In just the last few days two different, well-respected and independent national organizations did something that doesn’t usually receive a lot of publicity. They offered strong praise for Louisiana’s education improvement efforts.

Both were commenting on the state education improvement plan submitted by Louisiana in response to the Every Student Succeeds Act. ESSA was enacted by Congress in 2015, and it marked a major shift in the federal government’s oversight of public education. On the one hand, it gave states greater flexibility over various aspects of their education systems, but it also required them to submit plans detailing how they would improve classroom performance and close the achievement gap that exists among various groups of students.

So what did those organizations have to say about our education efforts? “Louisiana’s new education plan is one of the most promising in the United States,” said the non-partisan Alliance for Excellent Education.

A second peer-reviewed study commissioned by the Collaborative for Student Success added that we have a high-quality plan that “presents a strong vision for students in the state and it sets high expectations for results.”

It went on to say our effort “is grounded in strong standards and assessments, it places a strong emphasis on academic proficiency and growth, and its clearly defined school-rating system will ensure that stakeholders, schools, and students will have a clear understanding of how schools are serving all children.”

These are not just idle words. They’re a strong validation by recognized organizations and a peer-reviewed process that Louisiana is on the right track in improving educational opportunities for our children. Beyond that, they repudiate the positions taken by some who tried to leave the impression our plan was seriously flawed and that submitting it would be “irresponsible.”

Is the plan perfect? Of course not. There are always things we can do to continue to improve, but there’s little question right now that Louisiana’s plan is regarded as one of the best in the country. The assertion from the state’s school boards that it was “universally opposed” by districts across the spectrum raises questions about why there would be such divergent views expressed between the independent national reviewers and much of Louisiana’s education establishment.

It also raises questions about why state Education Superintendent John White and the policies he has championed are now coming under attack with a questionable lawsuit, when the overall body of evidence indicates our students are showing improvement. Over the last five years, our graduation rate is up significantly, we’re showing strong growth compared to other states, ACT scores continue to rise, and more than half of our students who graduate are doing so with a credential above and beyond just a high school degree.

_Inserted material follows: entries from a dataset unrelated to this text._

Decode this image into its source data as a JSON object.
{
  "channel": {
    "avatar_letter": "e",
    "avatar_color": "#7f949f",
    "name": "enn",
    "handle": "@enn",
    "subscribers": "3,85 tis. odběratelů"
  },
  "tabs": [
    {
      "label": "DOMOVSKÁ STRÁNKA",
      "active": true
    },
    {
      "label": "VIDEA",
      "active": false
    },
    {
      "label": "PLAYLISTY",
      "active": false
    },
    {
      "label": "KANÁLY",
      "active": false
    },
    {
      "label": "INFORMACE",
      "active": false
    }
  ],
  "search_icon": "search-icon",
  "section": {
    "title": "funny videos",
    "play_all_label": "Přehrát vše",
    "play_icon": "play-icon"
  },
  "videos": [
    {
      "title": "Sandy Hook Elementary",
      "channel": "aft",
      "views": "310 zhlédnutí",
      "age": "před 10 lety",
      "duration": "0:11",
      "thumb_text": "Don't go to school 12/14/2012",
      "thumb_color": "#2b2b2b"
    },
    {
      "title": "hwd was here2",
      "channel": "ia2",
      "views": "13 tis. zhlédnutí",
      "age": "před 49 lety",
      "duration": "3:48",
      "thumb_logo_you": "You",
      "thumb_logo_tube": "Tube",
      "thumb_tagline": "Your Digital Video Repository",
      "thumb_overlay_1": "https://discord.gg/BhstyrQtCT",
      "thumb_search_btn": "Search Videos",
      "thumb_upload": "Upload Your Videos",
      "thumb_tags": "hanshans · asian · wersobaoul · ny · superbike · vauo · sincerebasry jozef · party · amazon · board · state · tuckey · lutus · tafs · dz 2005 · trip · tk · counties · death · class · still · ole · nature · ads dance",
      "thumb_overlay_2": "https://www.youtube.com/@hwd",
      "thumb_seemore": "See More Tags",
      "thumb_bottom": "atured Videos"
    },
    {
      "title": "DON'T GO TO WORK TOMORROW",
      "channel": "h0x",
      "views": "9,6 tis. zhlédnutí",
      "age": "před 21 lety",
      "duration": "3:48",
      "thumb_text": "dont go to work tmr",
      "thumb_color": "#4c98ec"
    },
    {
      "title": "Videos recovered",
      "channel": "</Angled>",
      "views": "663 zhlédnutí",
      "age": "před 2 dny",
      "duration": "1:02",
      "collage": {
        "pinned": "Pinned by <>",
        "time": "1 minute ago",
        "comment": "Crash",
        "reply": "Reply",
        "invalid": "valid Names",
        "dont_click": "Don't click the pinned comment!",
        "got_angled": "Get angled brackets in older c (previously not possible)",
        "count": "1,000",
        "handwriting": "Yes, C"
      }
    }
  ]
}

Clearly, there seem to be agendas at play besides the education of our children.

That’s why the meaning of these new reviews should not be lost. Louisiana is making progress in the classroom and national peer groups are giving validation to our plan to accelerate that progress for the future. We still have much to do, but we shouldn’t let the constant naysayers make us believe we’re not moving in the right direction for our students.

Barry Erwin heads the Council for a Better Louisiana, a nonprofit, nonpartisan group that studies statewide issues.